It might be tempting to sort out the details of a divorce yourself. But mistakes and oversights could prove very costly.
While it's tempting to sort out the details yourself, mistakes and oversights could prove very costly.
When it comes to divorce, keep things formal. This is the warning that has gone out in the wake of several big news stories recently. Getting a divorce and apportioning blame can be difficult, as seen in the case last week when a judge refused to grant a divorce because only the wife wanted one. But opting for an informal separation can make things far more difficult in the future.
Divorcing couples who fail to sort out their affairs when they separate are leaving themselves open to future legal challenges or having their estates dragged through the courts after death, warns Adam Williams in The Daily Telegraph. In one recent example a case reached the High Court concerning a couple who divorced in 1974, but who hadn't settled ownership of a property. Now, 40 years later, the husband has died and a bitter battle has broken out over who gets the house.
When the husband died, his ex-wife inherited 100% of the property, as they had never formally split their ownership of it. A court then awarded his beneficiaries a 50% share, but they fought for more, citing the money he had spent on maintaining it over four decades. They lost that fight, but the ex-wife had to pay tens of thousands of pounds to fight her case.
In most situations it is advisable to sort out your affairs on a formal basis. Unfortunately, this tends not to be an easy or cheap process. Money matters take an average of 14.5 months to settle after a split, says the BBC's Kevin Peachey. So if you can, it is financially beneficial to keep things civil with your ex and sort out your finances between you. Fight it out and the divorce itself could end up costing you £30,000, according to the BBC.

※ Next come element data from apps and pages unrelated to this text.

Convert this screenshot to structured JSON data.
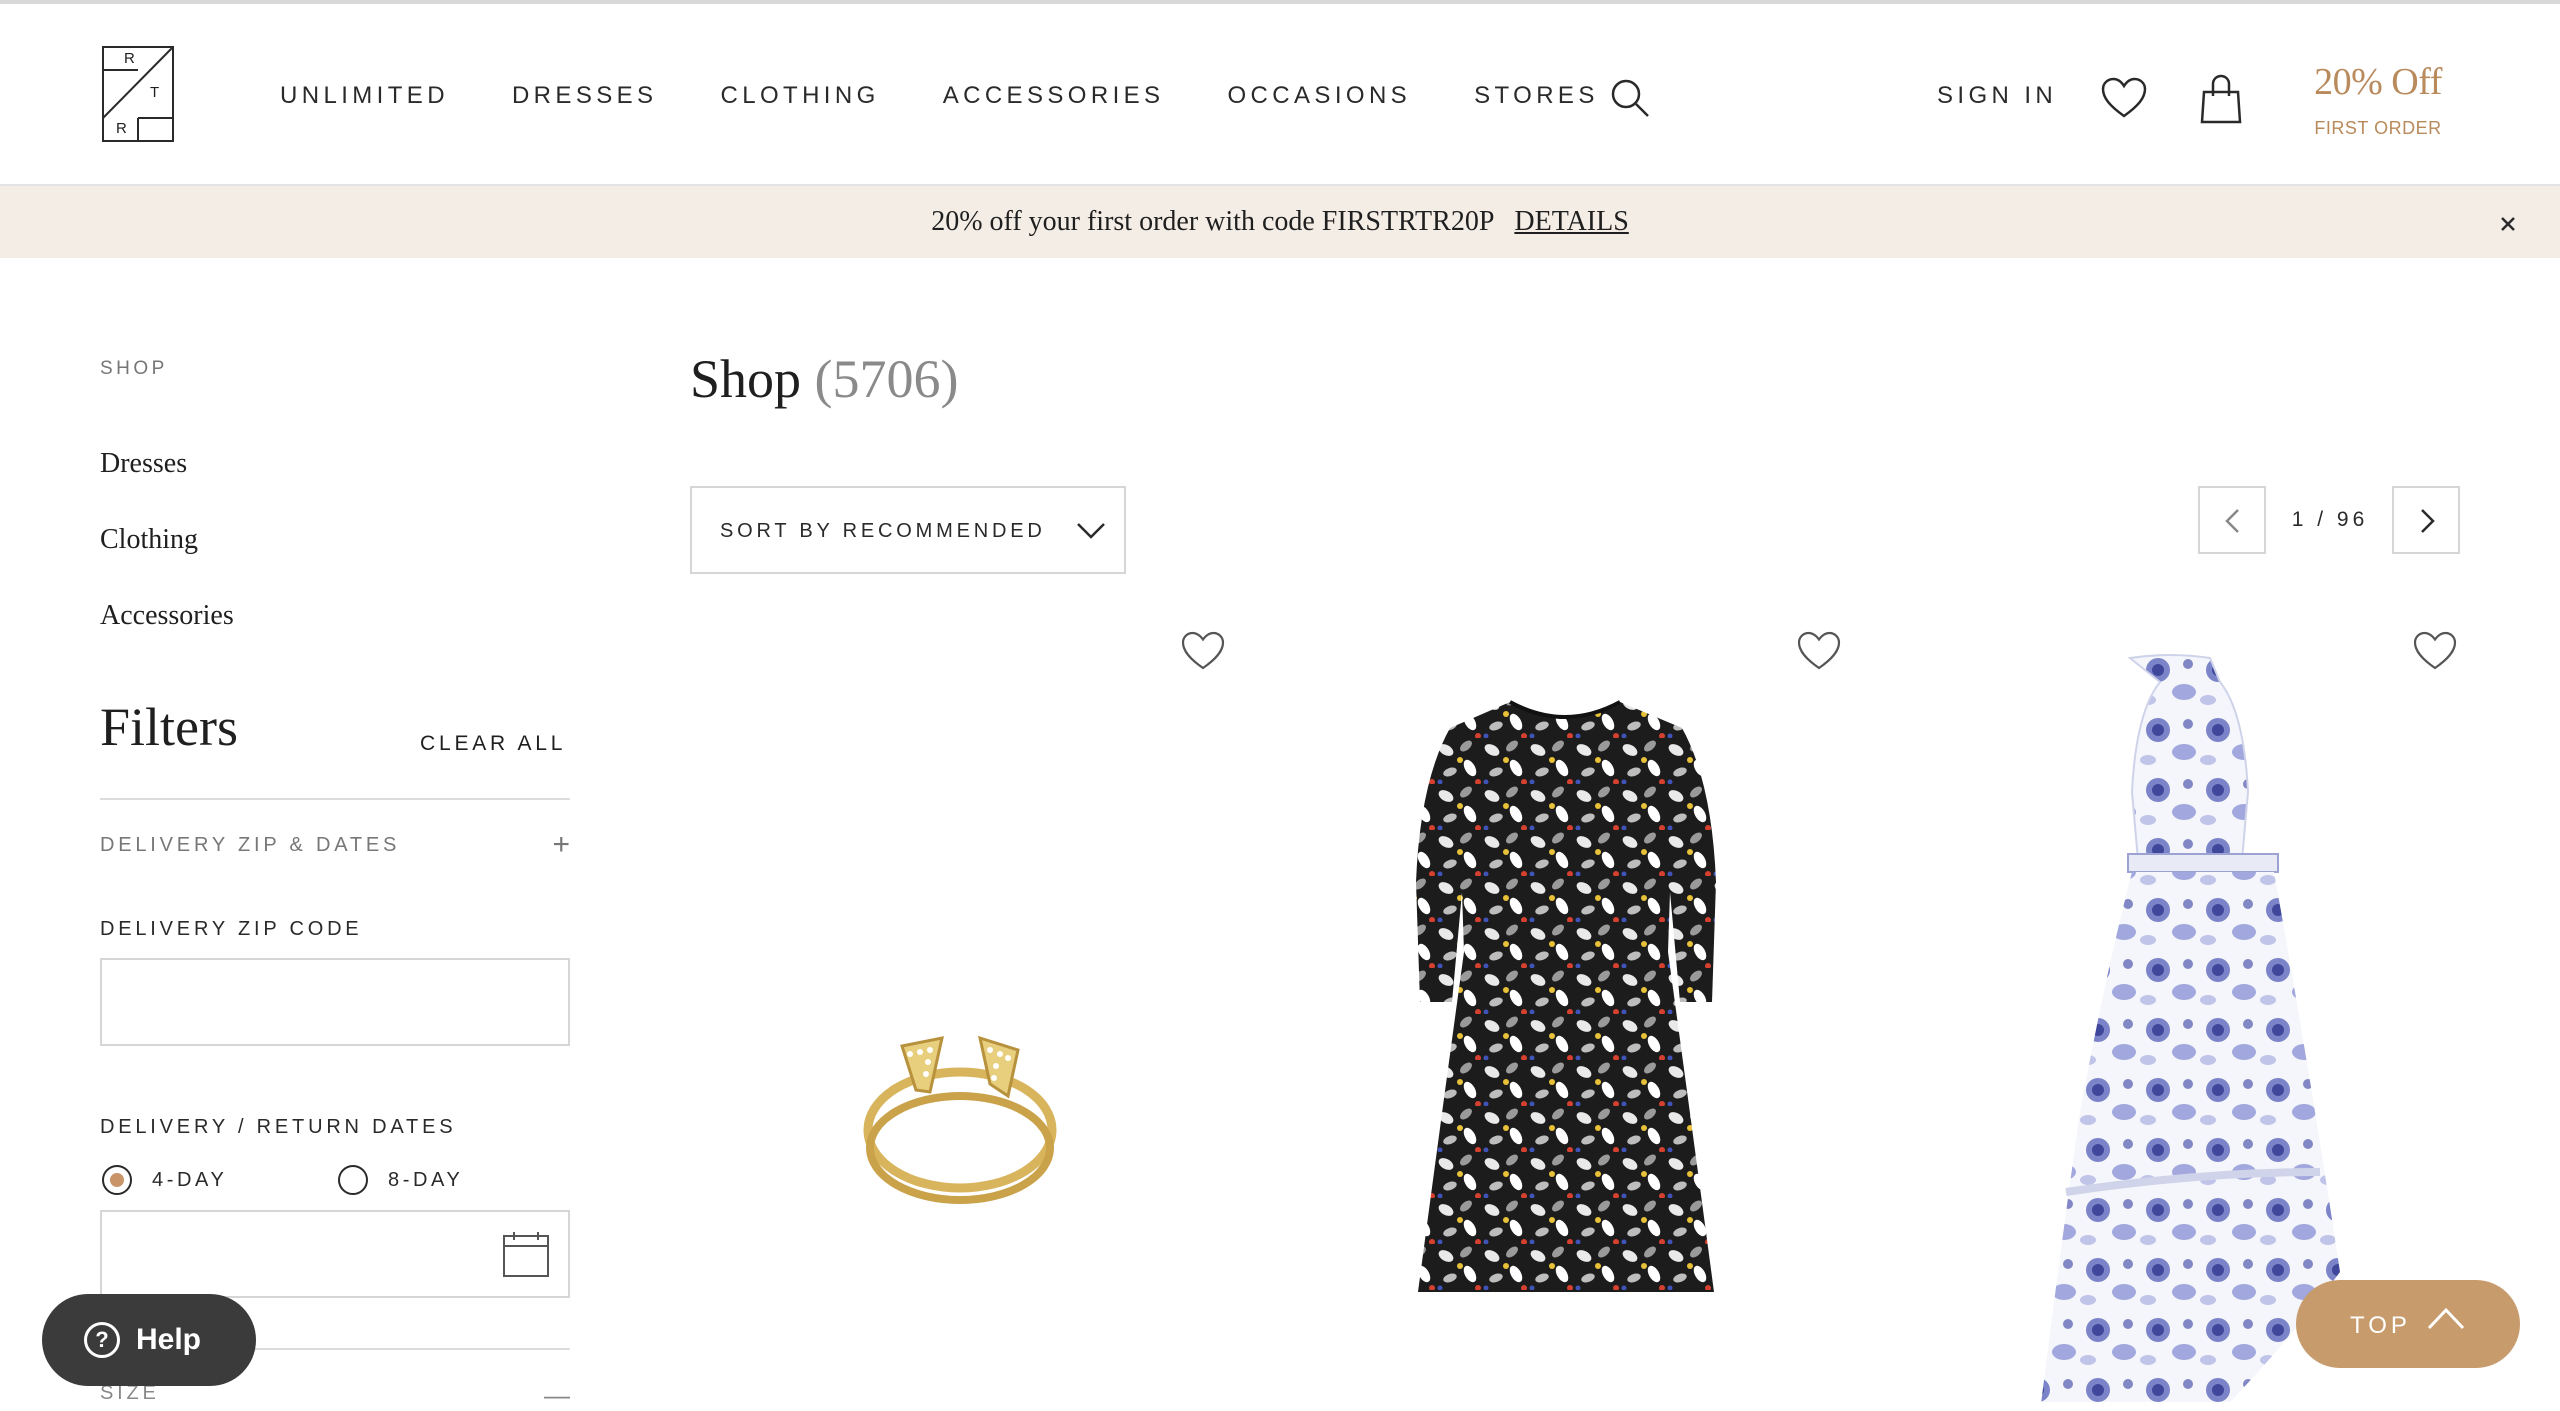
{
  "header": {
    "logo_letters": [
      "R",
      "T",
      "R"
    ],
    "nav": [
      "UNLIMITED",
      "DRESSES",
      "CLOTHING",
      "ACCESSORIES",
      "OCCASIONS",
      "STORES"
    ],
    "sign_in": "SIGN IN",
    "promo_title": "20% Off",
    "promo_subtitle": "FIRST ORDER"
  },
  "banner": {
    "text": "20% off your first order with code FIRSTRTR20P",
    "details": "DETAILS"
  },
  "sidebar": {
    "section_label": "SHOP",
    "links": [
      "Dresses",
      "Clothing",
      "Accessories"
    ],
    "filters_title": "Filters",
    "clear_all": "CLEAR ALL",
    "delivery_zip_dates": "DELIVERY ZIP & DATES",
    "zip_label": "DELIVERY ZIP CODE",
    "zip_value": "",
    "dates_label": "DELIVERY / RETURN DATES",
    "radio_options": [
      "4-DAY",
      "8-DAY"
    ],
    "radio_selected": "4-DAY",
    "size_label": "SIZE"
  },
  "main": {
    "title": "Shop",
    "count": "(5706)",
    "sort_label": "SORT BY RECOMMENDED",
    "pager": "1 / 96"
  },
  "products": [
    {
      "kind": "ring"
    },
    {
      "kind": "floral-black-dress"
    },
    {
      "kind": "blue-floral-halter-dress"
    }
  ],
  "floating": {
    "help": "Help",
    "top": "TOP"
  },
  "colors": {
    "accent": "#c79b6c",
    "banner_bg": "#f3ede6",
    "help_bg": "#3b3b3b"
  }
}
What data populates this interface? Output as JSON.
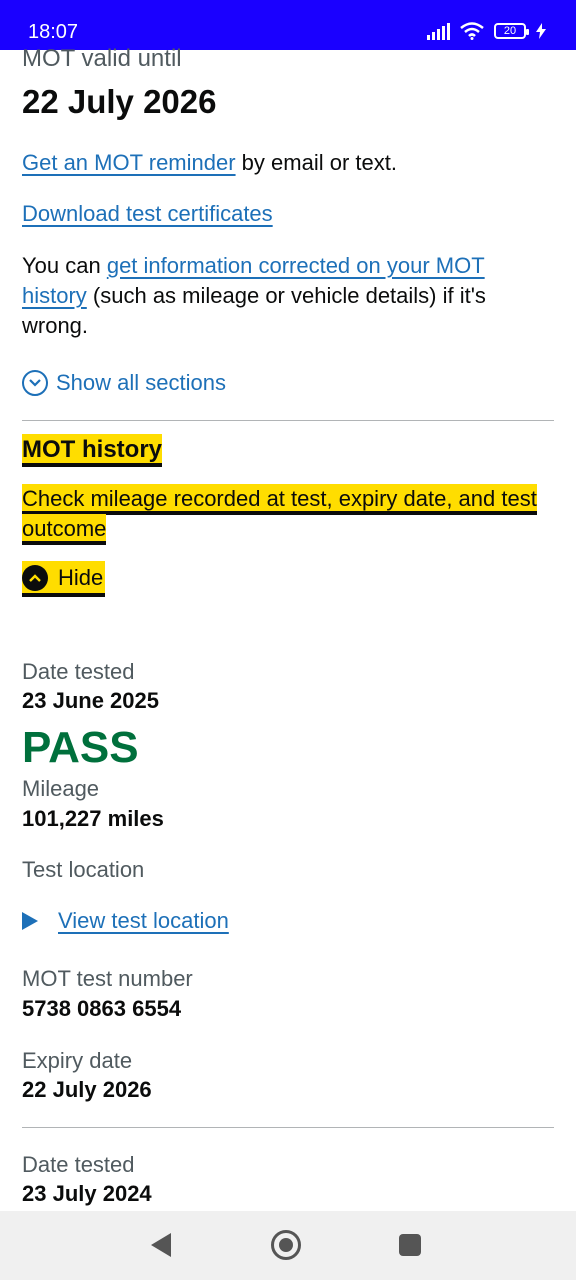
{
  "status_bar": {
    "time": "18:07",
    "battery": "20",
    "icons": [
      "signal-icon",
      "wifi-icon",
      "battery-icon",
      "charging-icon"
    ]
  },
  "summary": {
    "mot_valid_label": "MOT valid until",
    "mot_valid_date": "22 July 2026",
    "reminder_link": "Get an MOT reminder",
    "reminder_suffix": " by email or text.",
    "download_link": "Download test certificates",
    "correct_prefix": "You can ",
    "correct_link": "get information corrected on your MOT history",
    "correct_suffix": " (such as mileage or vehicle details) if it's wrong.",
    "show_all": "Show all sections"
  },
  "mot_history": {
    "title": "MOT history",
    "description": "Check mileage recorded at test, expiry date, and test outcome",
    "toggle": "Hide",
    "tests": [
      {
        "date_label": "Date tested",
        "date": "23 June 2025",
        "result": "PASS",
        "mileage_label": "Mileage",
        "mileage": "101,227 miles",
        "location_label": "Test location",
        "location_link": "View test location",
        "number_label": "MOT test number",
        "number": "5738 0863 6554",
        "expiry_label": "Expiry date",
        "expiry": "22 July 2026"
      },
      {
        "date_label": "Date tested",
        "date": "23 July 2024"
      }
    ]
  },
  "colors": {
    "status_bar": "#1a00ff",
    "link": "#1d70b8",
    "pass": "#00703c",
    "focus_highlight": "#ffdd00"
  }
}
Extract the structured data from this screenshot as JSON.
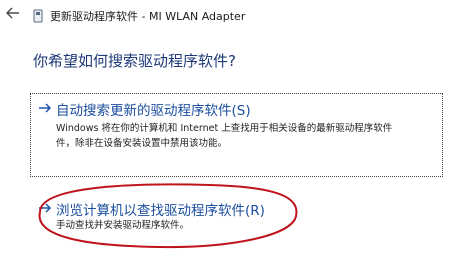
{
  "window": {
    "title": "更新驱动程序软件 - MI WLAN Adapter"
  },
  "icons": {
    "back": "back-arrow-icon",
    "device": "device-icon"
  },
  "main": {
    "question": "你希望如何搜索驱动程序软件?",
    "options": [
      {
        "title": "自动搜索更新的驱动程序软件(S)",
        "description_line1": "Windows 将在你的计算机和 Internet 上查找用于相关设备的最新驱动程序软件",
        "description_line2": "件，除非在设备安装设置中禁用该功能。"
      },
      {
        "title": "浏览计算机以查找驱动程序软件(R)",
        "description_line1": "手动查找并安装驱动程序软件。"
      }
    ]
  },
  "colors": {
    "accent": "#1c4fa0",
    "highlight": "#c0141c"
  }
}
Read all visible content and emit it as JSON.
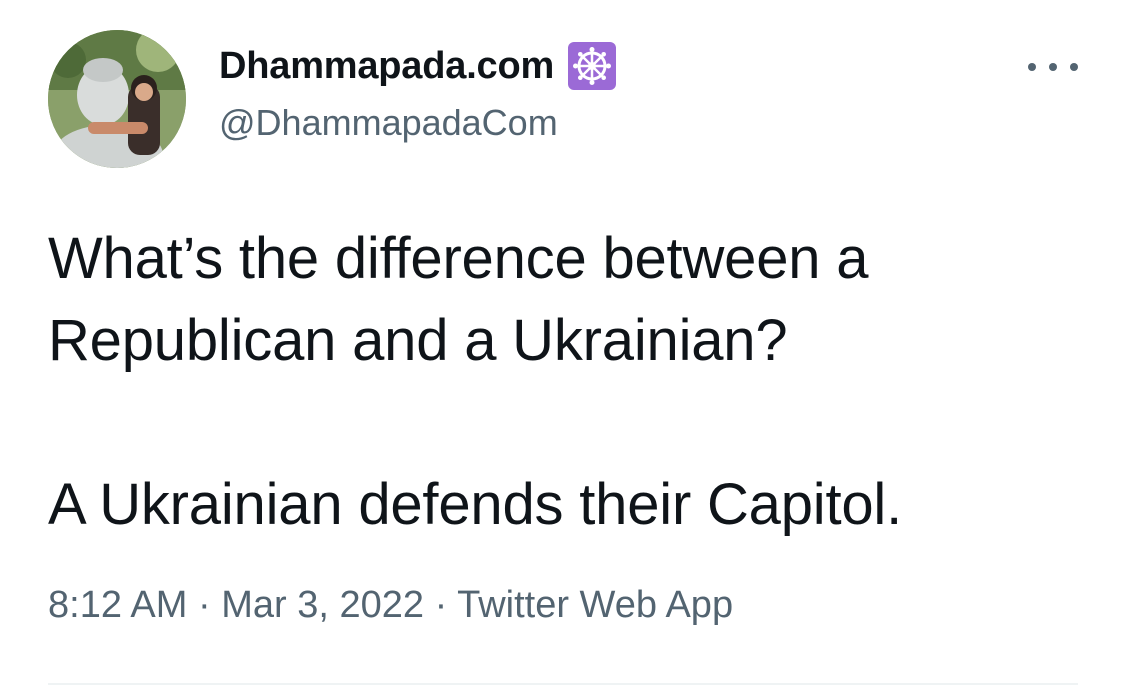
{
  "author": {
    "display_name": "Dhammapada.com",
    "handle": "@DhammapadaCom",
    "badge_icon": "dharma-wheel-icon",
    "badge_color": "#9b6ad6"
  },
  "tweet": {
    "lines": [
      "What’s the difference between a",
      "Republican and a Ukrainian?",
      "A Ukrainian defends their Capitol."
    ],
    "time": "8:12 AM",
    "separator": "·",
    "date": "Mar 3, 2022",
    "source": "Twitter Web App"
  },
  "menu": {
    "icon": "more-options-icon"
  }
}
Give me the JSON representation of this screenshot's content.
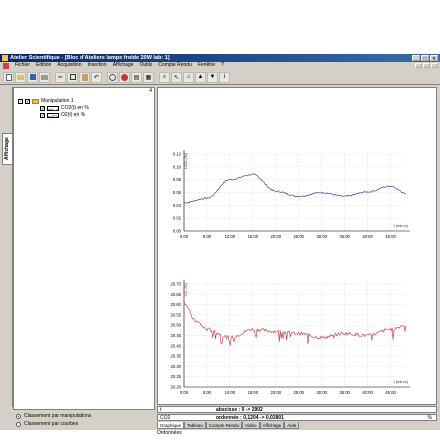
{
  "window": {
    "title": "Atelier Scientifique - [Bloc d'Ateliers lampe froide 20W lab: 1]"
  },
  "menu": [
    "Fichier",
    "Edition",
    "Acquisition",
    "Insertion",
    "Affichage",
    "Outils",
    "Compte Rendu",
    "Fenêtre",
    "?"
  ],
  "toolbar_icons": [
    "new-icon",
    "open-icon",
    "save-icon",
    "print-icon",
    "cut-icon",
    "copy-icon",
    "paste-icon",
    "undo-icon",
    "settings-icon",
    "acquisition-icon",
    "chart-icon",
    "table-icon",
    "zoom-icon",
    "cursor-icon",
    "home-icon",
    "arrow-up-icon",
    "arrow-down-icon",
    "info-icon"
  ],
  "left_tab": "Affichage",
  "tree": {
    "panel_marker": "4",
    "root": "Manipulation 1",
    "items": [
      {
        "label": "CO2(t) en %",
        "color": "#3040a0"
      },
      {
        "label": "O2(t) en %",
        "color": "#c03030"
      }
    ]
  },
  "radios": [
    {
      "label": "Classement par manipulations",
      "selected": true
    },
    {
      "label": "Classement par courbes",
      "selected": false
    }
  ],
  "readout": {
    "row1": {
      "col1": "t",
      "col2": "abscisse : 0 -> 2902"
    },
    "row2": {
      "col1": "CO2",
      "col2": "ordonnée : 0,1204 -> 0,02801",
      "col3": "%"
    }
  },
  "tabs": [
    "Graphique",
    "Tableau",
    "Compte Rendu",
    "Vidéo",
    "Affichage",
    "Aide"
  ],
  "status": "Ordonnées",
  "colors": {
    "co2": "#2a2e8a",
    "o2": "#c0303a"
  },
  "chart_data": [
    {
      "type": "line",
      "series": [
        {
          "name": "CO2 (%)",
          "x": [
            0,
            300,
            600,
            900,
            1200,
            1500,
            1800,
            2100,
            2400,
            2700,
            2902
          ],
          "values": [
            0.044,
            0.051,
            0.08,
            0.088,
            0.062,
            0.054,
            0.06,
            0.054,
            0.061,
            0.07,
            0.059
          ]
        }
      ],
      "ylabel": "CO2 (%)",
      "xlabel": "t (min:s)",
      "yticks": [
        "0.12",
        "0.10",
        "0.08",
        "0.06",
        "0.04",
        "0.02",
        "0.00"
      ],
      "xticks": [
        "0:00",
        "5:00",
        "10:00",
        "15:00",
        "20:00",
        "25:00",
        "30:00",
        "35:00",
        "40:00",
        "45:00"
      ],
      "ylim": [
        0,
        0.12
      ],
      "xlim": [
        0,
        2902
      ]
    },
    {
      "type": "line",
      "series": [
        {
          "name": "O2 (%)",
          "x": [
            0,
            150,
            300,
            600,
            900,
            1200,
            1500,
            1800,
            2100,
            2400,
            2700,
            2902
          ],
          "values": [
            20.61,
            20.52,
            20.48,
            20.44,
            20.48,
            20.47,
            20.46,
            20.44,
            20.46,
            20.45,
            20.48,
            20.5
          ]
        }
      ],
      "ylabel": "O2 (%)",
      "xlabel": "t (min:s)",
      "yticks": [
        "20.70",
        "20.65",
        "20.60",
        "20.55",
        "20.50",
        "20.45",
        "20.40",
        "20.35",
        "20.30",
        "20.25",
        "20.20"
      ],
      "xticks": [
        "0:00",
        "5:00",
        "10:00",
        "15:00",
        "20:00",
        "25:00",
        "30:00",
        "35:00",
        "40:00",
        "45:00"
      ],
      "ylim": [
        20.2,
        20.7
      ],
      "xlim": [
        0,
        2902
      ]
    }
  ]
}
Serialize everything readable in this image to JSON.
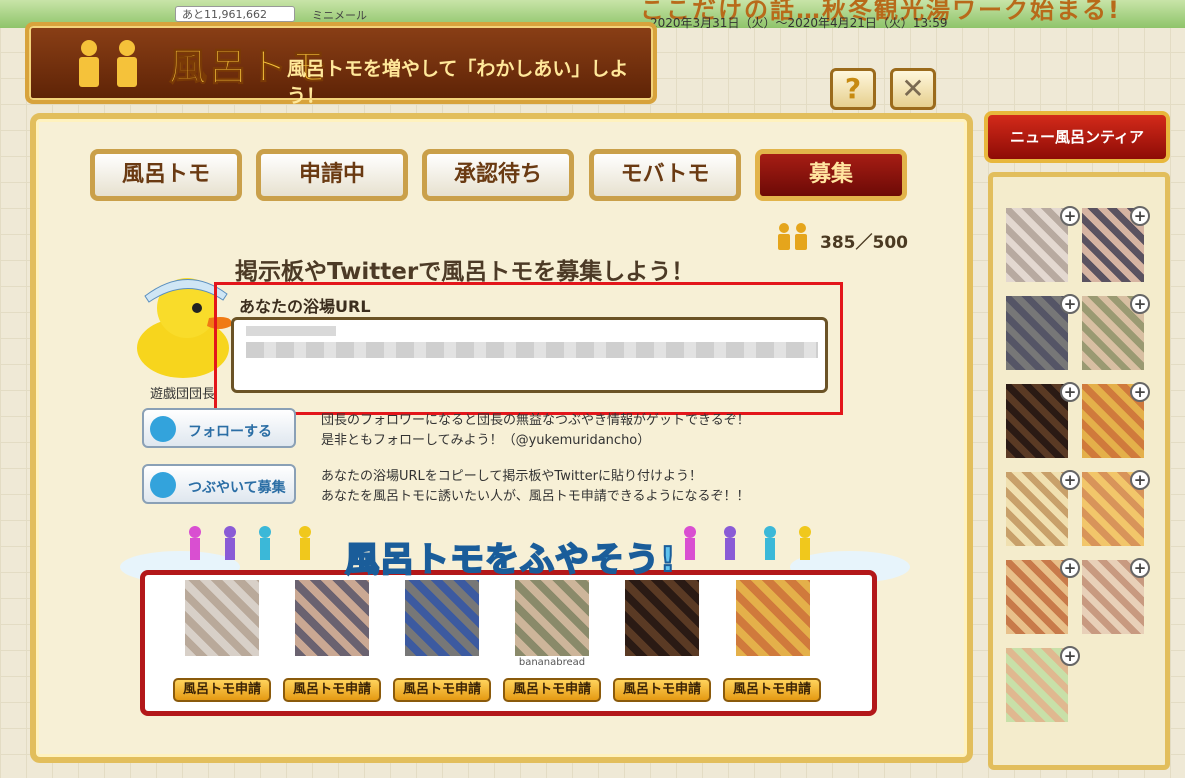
{
  "topbar": {
    "level_text": "あと11,961,662",
    "mini_mail": "ミニメール",
    "event_title": "ここだけの話…秋冬観光湯ワーク始まる!",
    "event_period": "2020年3月31日（火）～2020年4月21日（火）13:59"
  },
  "header": {
    "title": "風呂トモ",
    "subtitle": "風呂トモを増やして「わかしあい」しよう！",
    "help_label": "?",
    "close_label": "✕"
  },
  "tabs": [
    {
      "label": "風呂トモ",
      "active": false
    },
    {
      "label": "申請中",
      "active": false
    },
    {
      "label": "承認待ち",
      "active": false
    },
    {
      "label": "モバトモ",
      "active": false
    },
    {
      "label": "募集",
      "active": true
    }
  ],
  "counter": "385／500",
  "headline": "掲示板やTwitterで風呂トモを募集しよう！",
  "mascot_name": "遊戯団団長",
  "url_section": {
    "label": "あなたの浴場URL"
  },
  "follow": {
    "button_label": "フォローする",
    "line1": "団長のフォロワーになると団長の無益なつぶやき情報がゲットできるぞ！",
    "line2": "是非ともフォローしてみよう！（@yukemuridancho）"
  },
  "tweet": {
    "button_label": "つぶやいて募集",
    "line1": "あなたの浴場URLをコピーして掲示板やTwitterに貼り付けよう！",
    "line2": "あなたを風呂トモに誘いたい人が、風呂トモ申請できるようになるぞ！！"
  },
  "recruit": {
    "title": "風呂トモをふやそう!",
    "candidates": [
      {
        "name": "",
        "request_label": "風呂トモ申請"
      },
      {
        "name": "",
        "request_label": "風呂トモ申請"
      },
      {
        "name": "",
        "request_label": "風呂トモ申請"
      },
      {
        "name": "bananabread",
        "request_label": "風呂トモ申請"
      },
      {
        "name": "",
        "request_label": "風呂トモ申請"
      },
      {
        "name": "",
        "request_label": "風呂トモ申請"
      }
    ]
  },
  "sidebar": {
    "new_button": "ニュー風呂ンティア"
  },
  "colors": {
    "accent_red": "#a61d14",
    "gold": "#e2be5c",
    "highlight": "#e3161b"
  }
}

It has recently become easier for divorcing couples to sort out their affairs themselves. Last year the Ministry of Justice started allowing couples to divorce online provided they both agree in a move aimed at saving the court system £250m a year. And earlier this year the Co-op launched a fixed-fee digital divorce service. For just £600 the service enables people to start uncontested divorce proceedings online, supported by telephone advice from solicitors. This could cut the amount of time it takes to complete an uncontested divorce from between six and nine months to between four and six months.
Couples need to make sure that their legal agreement covers all bases, however, including what will happen to joint property, bank accounts, savings and insurance policies. Things like pension sharing orders, child maintenance costs and spousal maintenance payments are often bones of contention long after a divorce has otherwise been settled, says Williams. Whatever route you take, be aware that you need to bring in solicitors to formalise your agreement. A "consent order", approved by a court, protects you from arguments in the future.
When it goes to court
If you can't come to an amicable arrangement, a judge can decide how your assets are divided. In this scenario, you need to be careful what you do after the split. It's important to maintain the financial agreements you had in place before you parted ways. So, for example, if the husband pays the mortgage, he should continue to do so, says Peachey. Keeping the same financial arrangements will make the court proceedings simpler. Don't be tempted to start hiding your assets either, as courts have wide-ranging powers to track down any hidden assets.
Finally, resist temptation to move in with a new partner before your finances have been settled. Cohabiting partners may have their finances considered when a divorce settlement is arranged by the court. If you aren't living together, they are ignored for the court's purposes.